Data collected by PitchBook shows that all-women teams received just $1.9 billion of the $85 billion total invested by venture capitalists last year. By way of comparison, all-male teams received about $66.9 billion, or nearly 80% of the dollars invested, and the remaining funds were raised by mixed-gender teams, and/or teams where the gender of the founders wasn’t specified.
— Polina Marinova (@polina_marinova) January 31, 2018
The size of the gap between funds invested in men and women pours cold water over any hope that substantive change is afoot in the world of venture capital.
Women were left to share a 2.2% slice of pie, which is minuscule and dwarfed by the 80% chunk of the pie men were free to share.
— Valentina Zarya (@valzarya) February 1, 2018
But consider these findings which were also uncovered by Fortune’s Valentina Zarya :
- In 2016, female founders raised just $1.4 billion—or 1.9% of total VC funding.
- With the exception of 2014, 2017 marks the largest percentage of total venture dollars that has gone to female founders since PitchBook started tracking the data in 2006.
- The largest round invested in a woman-led startup was $165 million (Moda Operandi’s Series G).
- The largest round invested in a male-led company (WeWork, also a Series G) was $3 billion.
- Even the tenth-largest deal invested in all men comes in at half a billion dollars which is four times larger than the largest round raised by a women-led company.
Female founders got 2% of venture capital dollars in 2017 https://t.co/V9OAlT89eW
— FORTUNE (@FortuneMagazine) February 1, 2018

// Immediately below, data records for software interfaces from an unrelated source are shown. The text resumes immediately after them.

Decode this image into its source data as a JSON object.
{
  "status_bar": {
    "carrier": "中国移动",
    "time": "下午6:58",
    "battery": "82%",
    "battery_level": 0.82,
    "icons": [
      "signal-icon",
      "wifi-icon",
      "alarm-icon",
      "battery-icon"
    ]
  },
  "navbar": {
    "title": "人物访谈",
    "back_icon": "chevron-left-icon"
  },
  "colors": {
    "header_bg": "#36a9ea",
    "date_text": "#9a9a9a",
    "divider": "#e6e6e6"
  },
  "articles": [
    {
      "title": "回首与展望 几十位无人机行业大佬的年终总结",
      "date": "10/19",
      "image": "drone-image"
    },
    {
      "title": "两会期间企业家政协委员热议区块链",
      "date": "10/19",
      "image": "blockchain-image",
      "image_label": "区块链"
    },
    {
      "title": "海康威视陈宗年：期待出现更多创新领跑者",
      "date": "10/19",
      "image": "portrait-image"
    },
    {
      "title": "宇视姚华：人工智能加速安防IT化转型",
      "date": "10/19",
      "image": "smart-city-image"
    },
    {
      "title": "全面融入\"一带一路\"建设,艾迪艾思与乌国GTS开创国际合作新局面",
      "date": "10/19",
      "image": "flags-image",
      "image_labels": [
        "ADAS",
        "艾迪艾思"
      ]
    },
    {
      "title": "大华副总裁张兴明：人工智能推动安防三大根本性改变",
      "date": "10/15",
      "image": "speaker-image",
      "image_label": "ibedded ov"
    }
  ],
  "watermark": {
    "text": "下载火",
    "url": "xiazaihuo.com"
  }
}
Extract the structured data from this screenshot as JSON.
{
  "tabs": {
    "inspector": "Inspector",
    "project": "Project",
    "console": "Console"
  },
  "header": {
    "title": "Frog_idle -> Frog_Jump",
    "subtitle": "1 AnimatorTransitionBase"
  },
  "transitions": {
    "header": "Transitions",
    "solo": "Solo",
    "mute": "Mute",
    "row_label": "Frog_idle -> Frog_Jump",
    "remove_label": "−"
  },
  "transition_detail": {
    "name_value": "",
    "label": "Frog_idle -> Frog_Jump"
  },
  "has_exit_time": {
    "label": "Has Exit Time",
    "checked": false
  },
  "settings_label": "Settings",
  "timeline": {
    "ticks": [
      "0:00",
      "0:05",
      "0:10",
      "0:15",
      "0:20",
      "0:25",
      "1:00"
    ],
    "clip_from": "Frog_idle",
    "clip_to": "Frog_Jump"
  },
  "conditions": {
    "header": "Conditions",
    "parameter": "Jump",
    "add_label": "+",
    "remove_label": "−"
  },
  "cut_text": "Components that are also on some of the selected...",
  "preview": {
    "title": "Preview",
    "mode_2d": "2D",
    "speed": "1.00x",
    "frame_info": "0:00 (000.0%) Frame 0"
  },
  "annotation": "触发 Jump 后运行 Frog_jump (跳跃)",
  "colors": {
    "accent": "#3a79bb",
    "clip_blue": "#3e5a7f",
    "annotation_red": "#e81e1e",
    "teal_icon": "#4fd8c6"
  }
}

There is no way around these numbers without recognising that VC and the land of start-ups remain not merely dominated by men so much as drenched.